Kaler: U helping with achievement gap
WILLMAR -- The University of Minnesota's standing among research universities continues to grow while it also focuses its efforts on improving the education of children in the state's K-12 school system. University president Eric Kaler spoke with...
WILLMAR - The University of Minnesota’s standing among research universities continues to grow while it also focuses its efforts on improving the education of children in the state’s K-12 school system. University president Eric Kaler spoke with a group of about 35 people, mostly alumni, Friday at The Oaks at Eagle Creek. He provided an update on the university’s activities and answered questions.
Kaler began by talking about a recent gathering of Generation Next, a partnership working to close the academic achievement gap between white children and children of color.
Generation Next focuses on Minneapolis and St. Paul. Kaler said a similar effort is needed across the state.
“You may know that Minnesota has the largest achievement gap of any state in the country,” He said. “That’s really almost unbelievable, but it’s true, and we can’t continue that.”
The state will need a well educated workforce in the coming years, he said.
“We have to educate all Minnesotans,” he added. “We have to have a workforce ready for the future that looks like Minnesota, and we do not.”
After his talk, Kaler talked about the university’s efforts to assist public schools in closing the gap. Teacher training takes place at other universities in the state more than at the U of M, but the university is involved in research on the achievement gap.
“We have a terrific educational psychology program,” he said.
Other research is trying to identify what kids need to succeed. Screening of three year-olds for hearing or eyesight problems or developmental delays is an important early childhood need Children who start out behind because of undiagnosed problems find it difficult to catch up, he added.
The university’s research and programs also dovetail with the state’s World’s Best Workforce law. The law lists goals for the state’s students: All children ready for kindergarten, third-graders reading at grade level, racial and economic gaps closed, all students graduate from high school and all students are ready for career and postsecondary education.

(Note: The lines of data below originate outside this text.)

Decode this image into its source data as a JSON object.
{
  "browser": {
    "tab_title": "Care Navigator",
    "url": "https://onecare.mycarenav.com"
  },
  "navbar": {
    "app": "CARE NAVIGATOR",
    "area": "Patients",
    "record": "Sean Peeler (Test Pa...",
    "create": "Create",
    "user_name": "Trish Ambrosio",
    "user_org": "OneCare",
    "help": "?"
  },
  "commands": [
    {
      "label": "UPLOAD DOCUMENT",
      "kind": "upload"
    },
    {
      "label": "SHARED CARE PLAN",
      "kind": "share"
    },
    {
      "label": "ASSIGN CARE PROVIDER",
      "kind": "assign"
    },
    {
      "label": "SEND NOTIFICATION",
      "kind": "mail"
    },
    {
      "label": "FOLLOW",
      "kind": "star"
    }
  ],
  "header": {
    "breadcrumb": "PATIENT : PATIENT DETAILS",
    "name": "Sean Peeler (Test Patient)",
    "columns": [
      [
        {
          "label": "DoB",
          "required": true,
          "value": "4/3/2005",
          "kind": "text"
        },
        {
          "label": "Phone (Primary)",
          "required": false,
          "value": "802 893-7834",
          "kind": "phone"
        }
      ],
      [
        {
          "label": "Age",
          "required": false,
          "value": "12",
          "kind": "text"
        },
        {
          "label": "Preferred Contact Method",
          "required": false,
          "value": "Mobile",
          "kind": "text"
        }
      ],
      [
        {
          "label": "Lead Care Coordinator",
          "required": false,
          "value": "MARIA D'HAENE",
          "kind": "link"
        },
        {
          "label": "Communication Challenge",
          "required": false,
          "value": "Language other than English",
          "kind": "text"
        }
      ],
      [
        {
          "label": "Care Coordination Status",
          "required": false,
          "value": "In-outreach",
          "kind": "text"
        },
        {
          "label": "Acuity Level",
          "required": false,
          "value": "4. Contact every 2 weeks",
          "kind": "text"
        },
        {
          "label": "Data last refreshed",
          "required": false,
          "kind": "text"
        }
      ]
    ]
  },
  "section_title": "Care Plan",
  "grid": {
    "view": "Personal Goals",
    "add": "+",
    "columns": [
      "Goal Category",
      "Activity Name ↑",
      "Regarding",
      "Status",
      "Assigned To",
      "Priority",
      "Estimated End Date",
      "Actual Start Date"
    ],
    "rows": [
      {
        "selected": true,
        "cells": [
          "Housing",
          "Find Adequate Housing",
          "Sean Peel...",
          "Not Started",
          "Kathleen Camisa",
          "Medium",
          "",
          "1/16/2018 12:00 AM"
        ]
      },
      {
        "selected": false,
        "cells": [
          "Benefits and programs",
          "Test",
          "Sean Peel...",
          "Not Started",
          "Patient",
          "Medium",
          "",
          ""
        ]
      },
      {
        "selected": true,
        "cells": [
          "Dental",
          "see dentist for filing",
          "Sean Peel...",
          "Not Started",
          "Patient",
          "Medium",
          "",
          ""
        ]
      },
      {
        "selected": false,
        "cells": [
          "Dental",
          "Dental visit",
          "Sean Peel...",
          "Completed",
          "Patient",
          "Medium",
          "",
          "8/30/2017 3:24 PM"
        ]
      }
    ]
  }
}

Willmar Senior High School uses a U of M program, Ramp-Up to Readiness. The weekly one-hour course in grades 9-12 prepares students for life after high school and helps them stay on a path toward graduation.
Kaler said the achievement gap can be “persistent generationally,” but “I believe we can make progress.”
Kaler mentioned a number of other issues, saying, “we touch a lot of different things.”
The university’s impact on the Willmar area includes 2,103 alumni living in the area who have earned 2,606 degrees. Forty-four U of M staff members live in the district, earning nearly $1.9 million a year.
Currently, 334 students from the area attend the University of Minnesota. Numerous doctors, dentists, veterinarians and pharmacists who attended the university work in the community.
The Minnesota Poultry Testing Laboratory and the Rice Regional Dental Clinic, both affiliated with the university, are located in Willmar.
The university was recently ranked among the top 25 research universities in the nation. Only nine of the schools on the list were public research universities, he said.
The Center for Measuring University Performance at Arizona State University measures universities on nine categories, like incoming student test scores, philanthropy, how much research and federal research is done.
For the first time, the university was listed among the top 25 in every category, Kaler said.
The ranking and other academic achievements should help the university continue its ability to improve education and research.
The university is the eighth- or ninth-largest public research university in the country, Kaler said, and it receives about $800 million a year in research grants from external sponsors.